This story isn’t what most conventional comic folks are going to expect out of Daredevil OR Bendis. It, at first, only deals with ‘Devil in a secondary fashion – and then when he finally shows up, he isn’t even masked. He is Matt Murdock, sitting amongst people who are here to deal with the problems they’ve had in their lives because of the Daredevil. If you didn’t know he was the hero, you would think he was just screwing with them.
First off let’s address the title of the meeting “The Devil Amongst Us” and who happens to be sitting there? Matt. Albeit they don’t really explain how he got there, but he’s there alright. Why though?
Two words. Fetus thingy.
This small little creature who resembles Kuato from Total Recall has been causing all of the stories that we’ve heard in the prior four parts. Concluding with the very same alien fetus baby being in the very room with them. Matt is here to take it out.
Over the course of this issue, we get a closer and tighter view into Matt’s version of being the Kingpin, as well as his vision of Hell’s Kitchen. I would hope that Bendis follows up with these characters as time rolls on, because what Matt does is liberate them from their fear of him. He is just a man trying to make things better, and he knows he can’t do it alone.
I will say that the book leaves you with a few more questions to be answered, but for the most part – you walk away from it feeling that you want to go read the first four issues again looking for continuity.
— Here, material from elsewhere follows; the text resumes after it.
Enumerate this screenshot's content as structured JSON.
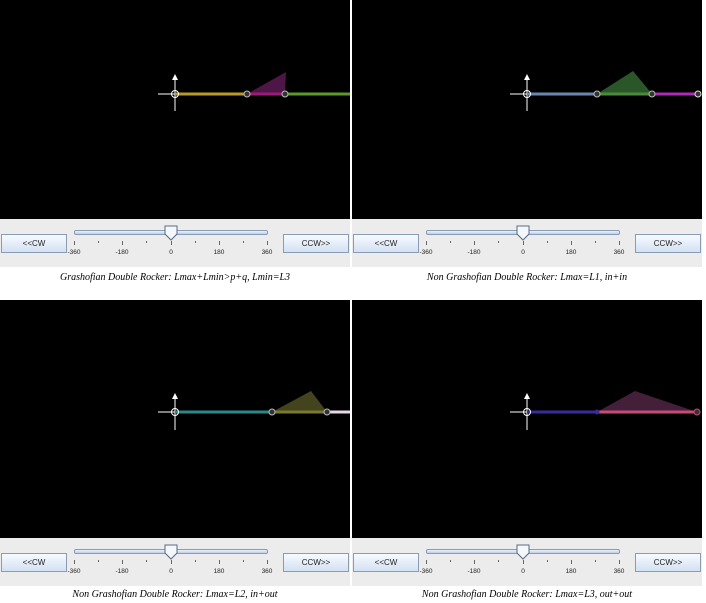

No, we don’t know the exact things that Matt has done the past year as ‘Kingpin’ – but we do know that he isn’t going to rest on his laurels, and he does it for the types of people who he’s hurt or scared the most.
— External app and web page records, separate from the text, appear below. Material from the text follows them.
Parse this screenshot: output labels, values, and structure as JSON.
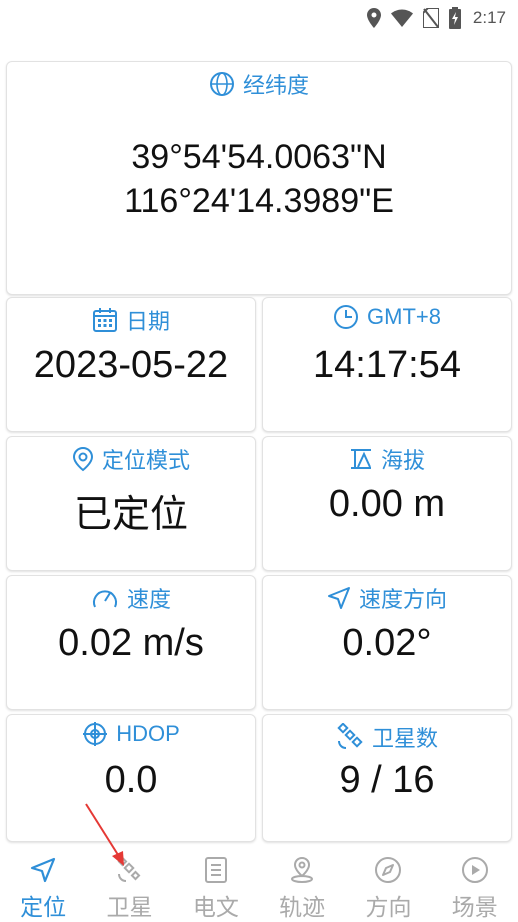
{
  "status_bar": {
    "time": "2:17"
  },
  "coordinates": {
    "title": "经纬度",
    "latitude": "39°54'54.0063\"N",
    "longitude": "116°24'14.3989\"E"
  },
  "cards": {
    "date": {
      "label": "日期",
      "value": "2023-05-22"
    },
    "time": {
      "label": "GMT+8",
      "value": "14:17:54"
    },
    "mode": {
      "label": "定位模式",
      "value": "已定位"
    },
    "altitude": {
      "label": "海拔",
      "value": "0.00 m"
    },
    "speed": {
      "label": "速度",
      "value": "0.02 m/s"
    },
    "heading": {
      "label": "速度方向",
      "value": "0.02°"
    },
    "hdop": {
      "label": "HDOP",
      "value": "0.0"
    },
    "satellites": {
      "label": "卫星数",
      "value": "9 / 16"
    }
  },
  "nav": {
    "items": [
      {
        "label": "定位",
        "icon": "navigation-arrow-icon",
        "active": true
      },
      {
        "label": "卫星",
        "icon": "satellite-icon",
        "active": false
      },
      {
        "label": "电文",
        "icon": "document-icon",
        "active": false
      },
      {
        "label": "轨迹",
        "icon": "map-pin-track-icon",
        "active": false
      },
      {
        "label": "方向",
        "icon": "compass-icon",
        "active": false
      },
      {
        "label": "场景",
        "icon": "play-circle-icon",
        "active": false
      }
    ]
  },
  "colors": {
    "accent": "#2f8fd8",
    "inactive": "#aaaaaa",
    "annotation": "#e53935"
  }
}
It’s writing like this that makes me recognize that Bendis is a fun read, but occasionally a master.
I have a feeling when Maleev got to this point in the story, he realized he had to make an impact. Not only is the story taking place in a basement, but quite a bit of it relates to just Matt talking.
Maleev takes it away, making this one of his most endearing issues ever. The creative panel work, as well as the cinematic angles, make this, easily, his best. Let’s also not forget that the covers to each one of these stories reflect both the internal story, strong symbolism to what is going on within the book, as well as simply amazing looks.
So yeah – fine – you didn’t like House of M.
Whatever, you miss Hawkeye.
Blah blah decompressed blah blah Ultimate Spiderman.
This book is Bendis at his best.
I thought Daredevil had gotten stale. The stories held me, but didn’t lock me. Decalogue locked me, and this final issue moreso than most. We’ve dealt with a year of stories about the world dealing with Matt. (Ben Urich, Black Widow, his wife, etc) This book let us finally see how Matt has been dealing with the world.
Oh, and the last page? What does that portend? Is Daredevil leaving the costume behind, or has he finally just come to realize that he must live as both Matt and Daredevil. Either way, high praise for an amazing book.